Tuesday, May 20, 2008

Fairytales should be taught as fairytales...

...not in biology class. That's my reaction anytime I hear about Creationism still being taught in public schools. It's no longer shocking some still try to get around the many court decisions that would have seemed to have decided this issue. But, Wired's Science blog writes about a report that 25 percent of biology teachers around the country are still teaching Creationism, or some derivative like Intelligent Design, in public classrooms, and that they believe it's a viable alternate theory to evolution. Many in fact believe the scientific community accepts that these "alternate theories" are scientifically sound.

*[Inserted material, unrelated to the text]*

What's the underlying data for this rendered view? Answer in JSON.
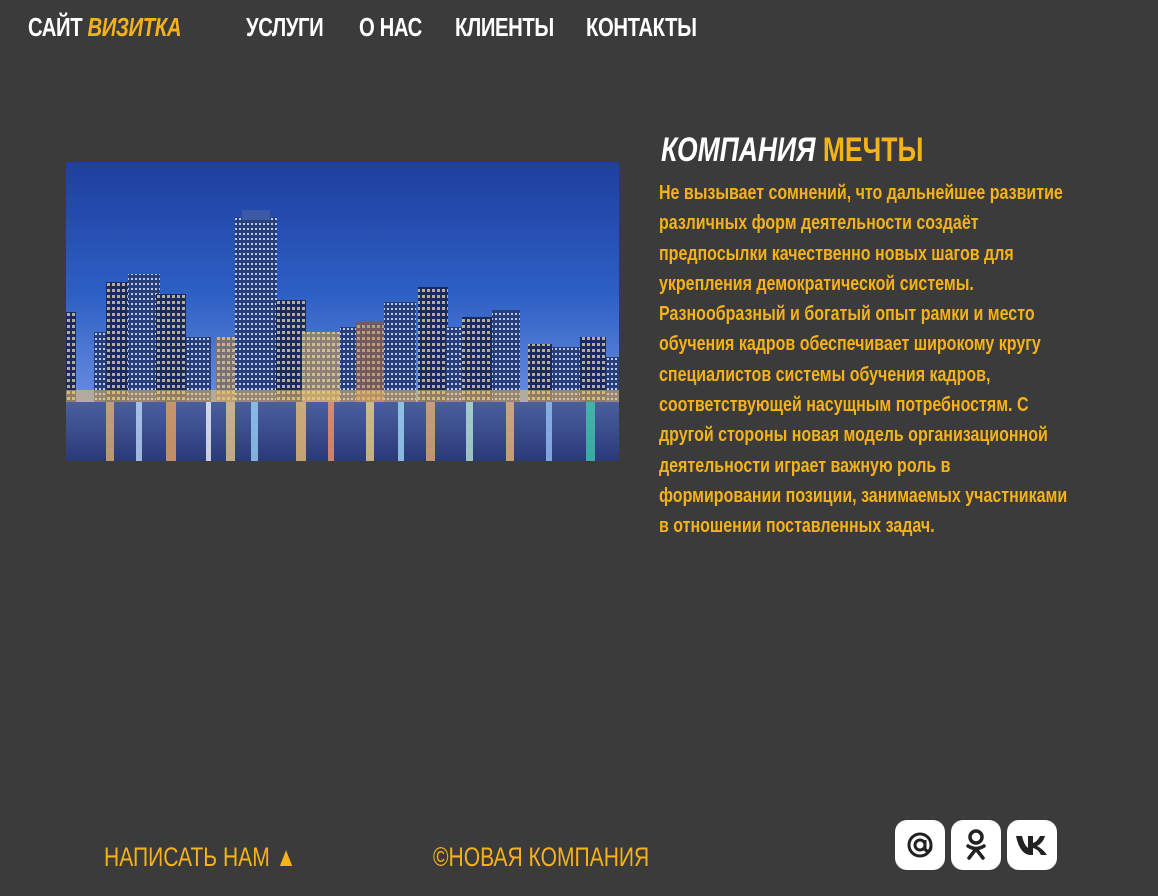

While this issue is nothing new, the final point is one of interest to Michael B. Berkman, Julianna Sandell Pacheco, and Eric Plutzer with their paper titled Evolution and Creationism in America's Classrooms: A National Portrait. While progressives have focused on the courts as the bulwark against religious fundamentalism crossing over into public schools for decades, the researchers show this is not enough. Nor should it be.

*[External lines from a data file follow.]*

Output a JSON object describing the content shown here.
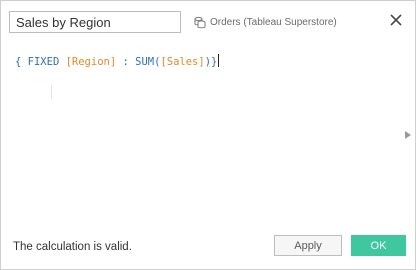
{
  "dialog": {
    "calc_name": "Sales by Region",
    "datasource_label": "Orders (Tableau Superstore)",
    "icons": {
      "datasource": "datasource-icon",
      "close": "close-icon",
      "expand": "expand-arrow-icon"
    }
  },
  "editor": {
    "tokens": {
      "open_brace": "{",
      "keyword": "FIXED",
      "dimension": "[Region]",
      "colon": ":",
      "function": "SUM(",
      "measure": "[Sales]",
      "close_paren": ")",
      "close_brace": "}"
    },
    "colors": {
      "keyword": "#2f6fb0",
      "field": "#e08a2a"
    }
  },
  "footer": {
    "status_text": "The calculation is valid.",
    "apply_label": "Apply",
    "ok_label": "OK",
    "ok_color": "#3fc7a0"
  }
}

Many of the beliefs of these teachers are not merely set by their families and communities, but also by their own education in science - or lack thereof - as well. As such, Berkman, Pacheco and Plutzer put forth a no-brainer: Mandating that teachers actually need to have taken evolutionary biology as part of their accreditation. With exposure to actual evolutionary biology, and the scientific process, it would be much clearer for some what a theory actually is. While there are always hardliners, among the remaining 1-in-4 teachers who think it's okay to push their religious views on students and call it science, this is an important idea. While it's simple, there is no silver bullet that will forever resolve this issue, and this is a common-sense, practical step that should have been taken years ago.


puddy said...

great post. this leads me to rehash an unresolved argument between myself and the sometimes very ornery Bradda. the argument was about home-schooling... should the teaching of alternative theories to evolution be outlawed in the home? should home-schooling (where is replaces a general public or private education) be outlawed altogether? do you have the right to teach your child what you choose? does the government have the right to teach your child what they've deemed fact? given the temporal nature of science (as opposed to the dogmatic nature of religion), should the modern-day, currently accepted "truths" of science even be taught as fact at all?

i have a difficult time supporting a point of view that takes power away from the citizenry and places it in the hands of the government... even if it means that we lose some of the population to stupidity.

maybe i'm an optimist, but i think the virtues of freedom ultimately outweigh the evils of ignorance.

Bradda said...

Well once again Kreplech shows why he has no grasp of reality and the world at large. When ideological religious people only teach their children "stories" and then that generation continues the abuse, after time it becomes where we stand today. A government infested with these tier 4 Regent "Law" School graduates who are making rules and changing ones they don't care for to further their cause.
I am not one to advocate government control over parents rights to raise their children. The argument does have merit however. If it wasn't fundamentalist Christians and instead white supremacists home schooling their children thier "message" and ONLY the white supremacist story, should the government not step in?
It's not that far of an analogy. Both believe vehemantly their own versions of society and both are impervious to debate. So it leads to the question again.
Gallieo was imprisoned for his "facts" by the Church and it turns out he was right all along. Last I checked we are WAY past the whole earth rotating around the sun. Do we have to go backwards to go forward?

puddy said...

"grasp of reality"... hmmm, which one of us actually deals with reality... i wonder?

(your uncle walter's going on and on...)


having the gestapo knock down your door to find out what your teaching your children is a violation of civil liberties that you'll take offense to once its starts happening.

try controlling your own life before trying to control others'.


puddy said...

and if you're going to try to flame me - at least try to address the content of my statement instead of this off-topic blather.

Bradda said...

Your right Krep, having a job at a major coporation and having health insurance is proof that you are a far superior human being than I am. If only I would buy a house and have kids then maybe I could be a better human.
I never said I wanted the government to knock anyone's door in to see what is being taught to their kids. I mearly wondered how and/or when a line in the sand should be drawn. You just don't listen to anything that anybody says when you THINK your right. Screaming and name calling when you have no point to make is surely a sign of higher intellect.

Rob said...

Man, I used to think Ricky and I played rough.